But how does this square exactly with modern American notions, particularly those of modern American Christians who seem curiously to think they are yet one more special interest group who have certain inalienable rights to their religious beliefs and practices? If Luther is right then it would seem that it’s at least worthwhile to consider whether the efforts of professing Christians to fight for their own religious rights runs counter to what Jesus himself taught on the Mount (the New Covenant version of the Old Covenant mountain). But there are some who contend that the teaching to turn the other cheek is not meant to be universal or to be otherwise interpreted through a plain reading, but rather through the lens of the modern American project built on the pursuit of individual rights and so forth. But this would seem to make relative hay out of Jesus’ own teaching. How? Because it seems to suggest that turning the other cheek has more to do with fighting until you lose then being a good loser—because, remember, the modern Christian who argues to fight for his legal religious rights has a standing doctrine of non-violence, which is what he seems to think turning the other cheek is all about. But fighting until you lose and then being a good loser has more in common with politely giving up in the face of sure defeat than laying aside rights and power. For my part, I must admit this has some great appeal. After all, I too was born and bred on the American mixed diet of political rights and social politeness. But if Jesus had every right not to have to stoop to incarnation and taken off the cross, and if he declined every opportunity to take advantage of his heavenly rights, and if we believers are supposed to take up our crosses an follow him, what makes us think that we should take every advantage of our earthly rights.
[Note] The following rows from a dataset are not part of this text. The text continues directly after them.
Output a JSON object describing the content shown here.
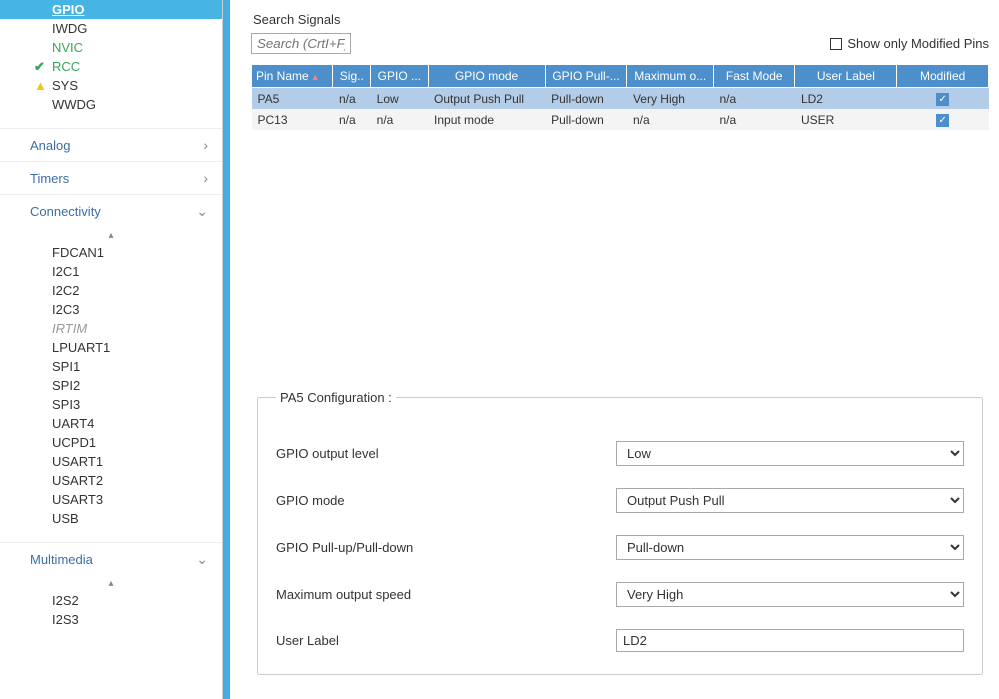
{
  "sidebar": {
    "sysItems": [
      {
        "label": "GPIO",
        "status": "",
        "active": true
      },
      {
        "label": "IWDG",
        "status": ""
      },
      {
        "label": "NVIC",
        "status": ""
      },
      {
        "label": "RCC",
        "status": "ok"
      },
      {
        "label": "SYS",
        "status": "warn"
      },
      {
        "label": "WWDG",
        "status": ""
      }
    ],
    "categories": [
      {
        "name": "Analog",
        "expanded": false
      },
      {
        "name": "Timers",
        "expanded": false
      }
    ],
    "connectivity": {
      "name": "Connectivity",
      "items": [
        {
          "label": "FDCAN1"
        },
        {
          "label": "I2C1"
        },
        {
          "label": "I2C2"
        },
        {
          "label": "I2C3"
        },
        {
          "label": "IRTIM",
          "disabled": true
        },
        {
          "label": "LPUART1"
        },
        {
          "label": "SPI1"
        },
        {
          "label": "SPI2"
        },
        {
          "label": "SPI3"
        },
        {
          "label": "UART4"
        },
        {
          "label": "UCPD1"
        },
        {
          "label": "USART1"
        },
        {
          "label": "USART2"
        },
        {
          "label": "USART3"
        },
        {
          "label": "USB"
        }
      ]
    },
    "multimedia": {
      "name": "Multimedia",
      "items": [
        {
          "label": "I2S2"
        },
        {
          "label": "I2S3"
        }
      ]
    }
  },
  "main": {
    "searchLabel": "Search Signals",
    "searchPlaceholder": "Search (CrtI+F)",
    "showOnlyModified": "Show only Modified Pins",
    "columns": [
      "Pin Name",
      "Sig..",
      "GPIO ...",
      "GPIO mode",
      "GPIO Pull-...",
      "Maximum o...",
      "Fast Mode",
      "User Label",
      "Modified"
    ],
    "rows": [
      {
        "pin": "PA5",
        "sig": "n/a",
        "lvl": "Low",
        "mode": "Output Push Pull",
        "pull": "Pull-down",
        "speed": "Very High",
        "fast": "n/a",
        "label": "LD2",
        "mod": true,
        "selected": true
      },
      {
        "pin": "PC13",
        "sig": "n/a",
        "lvl": "n/a",
        "mode": "Input mode",
        "pull": "Pull-down",
        "speed": "n/a",
        "fast": "n/a",
        "label": "USER",
        "mod": true,
        "selected": false
      }
    ]
  },
  "config": {
    "legend": "PA5 Configuration :",
    "fields": {
      "outputLevel": {
        "label": "GPIO output level",
        "value": "Low"
      },
      "mode": {
        "label": "GPIO mode",
        "value": "Output Push Pull"
      },
      "pull": {
        "label": "GPIO Pull-up/Pull-down",
        "value": "Pull-down"
      },
      "speed": {
        "label": "Maximum output speed",
        "value": "Very High"
      },
      "userLabel": {
        "label": "User Label",
        "value": "LD2"
      }
    }
  }
}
This isn’t to be deliberately cavalier or trite about the complexities of being a religious person in a modern state such as ours, nor is it to suggest that we cannot make civil appeals to our magistrate the way Paul did when his Roman rights were violated. Rather, it is to seriously wonder just what the overwhelming New Testament teaching to turn the other cheek and sheath our swords means in a political arrangement that encourages us not to. After all, we seem to have little to no problem denying a fleshy culture that encourages us to all sorts of carnality and sin, or a lazy one that encourages us to “work for the weekend.” The list goes on about how our time and place encourages a counter-Christian ethic. What about a set of politics that encourages us to read the Sermon on the Mount to be, at best, something as effete as non-violence and, at worst, the sort of advice that would actually have Jesus come down off the cross and consequently leave us in our sins? That is, if he ever got around to the incarnation.